loans himself. From the homebuyer‟s point of view, Abley says shared equity appealed to him as a
hedge against the possibility property prices might fall, because the lender will „participate‟ in any loss by
reducing the amount of their original loan by the same amount as the capital depreciation. As to why his
institutional clients have so far not taken the other side of the trade, Abley suspects that “duplication of
exposure” is a sticking point, as is also the case with direct ownership opportunities like the NRAS. Not
only do the statistics suggest that 70 per cent of any given fund‟s membership will already own or be
paying off a house, Abley says residential housing is “questionable” as a diversifier because it entails a
“broad exposure to the Australian economy already reflected in the Australian equity exposure… you
risk exacerbating the home country bias”.

That being said, Abley admits Australian residential property has performed very differently to other
domestic asset classes, aligning himself here with Ken Atchison, who says the very fact many people
don‟t consider residential property an investment creates inefficiencies in the market which canny
professional investors can exploit. Atchison is encouraged by the fact Rismark has lent almost all of its
original $50 million, which proves there is borrower demand for the equity finance model, despite the
extra documentation it entails around the origination of the home loan, and if any home improvements
are undertaken (homeowners can apply for a credit from Rismark reflecting their efforts to increase the
home‟s value).

As to why further institutional support has proven elusive to date, Atchison says an investment to back
equity release mortgages would “take a huge amount of analysis” for a trustee board in comparison with
a traditional commercial property play. He notes that complexity is not exactly flavour of the month
among investment committees anywhere. Another slight drawback in comparison to direct ownership of
residential property is a hint of “sub-prime syndication risk”, according to Abley, in that the parties
valuing the investee houses are not the same as those taking the investment risk. However, Frontier‟s
Stagg said an advantage of the equity finance model was that it “seemed more like a partnership”

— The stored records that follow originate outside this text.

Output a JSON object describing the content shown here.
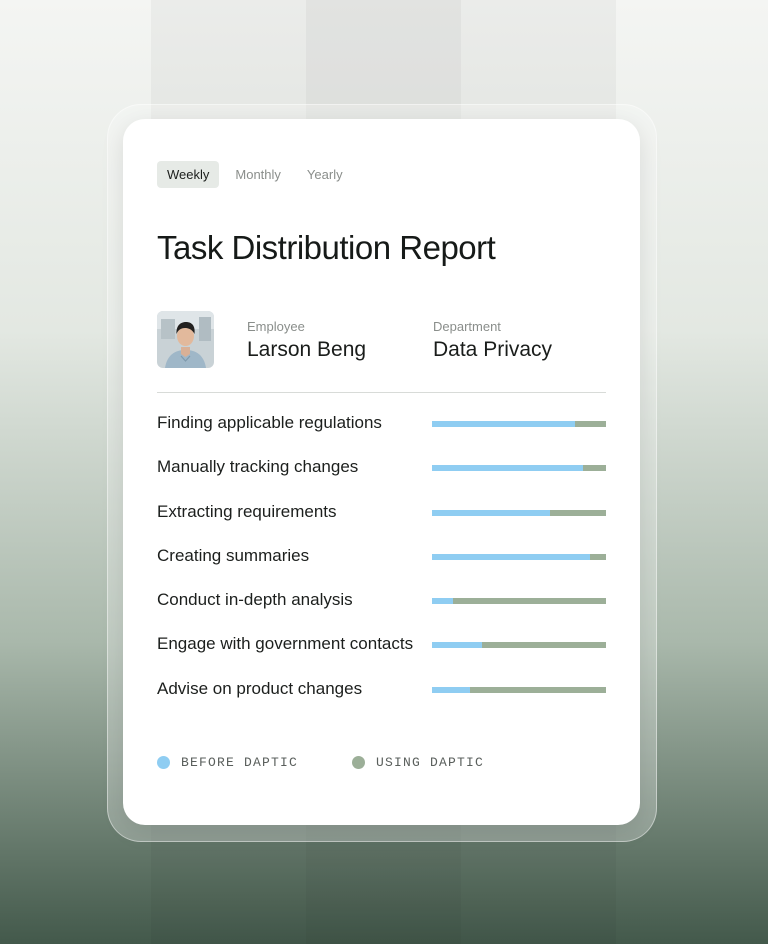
{
  "tabs": [
    {
      "label": "Weekly",
      "active": true
    },
    {
      "label": "Monthly",
      "active": false
    },
    {
      "label": "Yearly",
      "active": false
    }
  ],
  "title": "Task Distribution Report",
  "employee": {
    "label": "Employee",
    "value": "Larson Beng"
  },
  "department": {
    "label": "Department",
    "value": "Data Privacy"
  },
  "colors": {
    "before": "#8fcdf2",
    "using": "#9caf98",
    "active_tab_bg": "#e6eae6"
  },
  "chart_data": {
    "type": "bar",
    "orientation": "horizontal",
    "stacked": true,
    "normalized": true,
    "categories": [
      "Finding applicable regulations",
      "Manually tracking changes",
      "Extracting requirements",
      "Creating summaries",
      "Conduct in-depth analysis",
      "Engage with government contacts",
      "Advise on product changes"
    ],
    "series": [
      {
        "name": "BEFORE DAPTIC",
        "values": [
          0.82,
          0.87,
          0.68,
          0.91,
          0.12,
          0.29,
          0.22
        ]
      },
      {
        "name": "USING DAPTIC",
        "values": [
          0.18,
          0.13,
          0.32,
          0.09,
          0.88,
          0.71,
          0.78
        ]
      }
    ],
    "legend": "bottom-left"
  }
}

between the investor and the homeowner/super fund member, and he hinted that the concept would be
revisited in the consultant‟s upcoming review of its approach to property.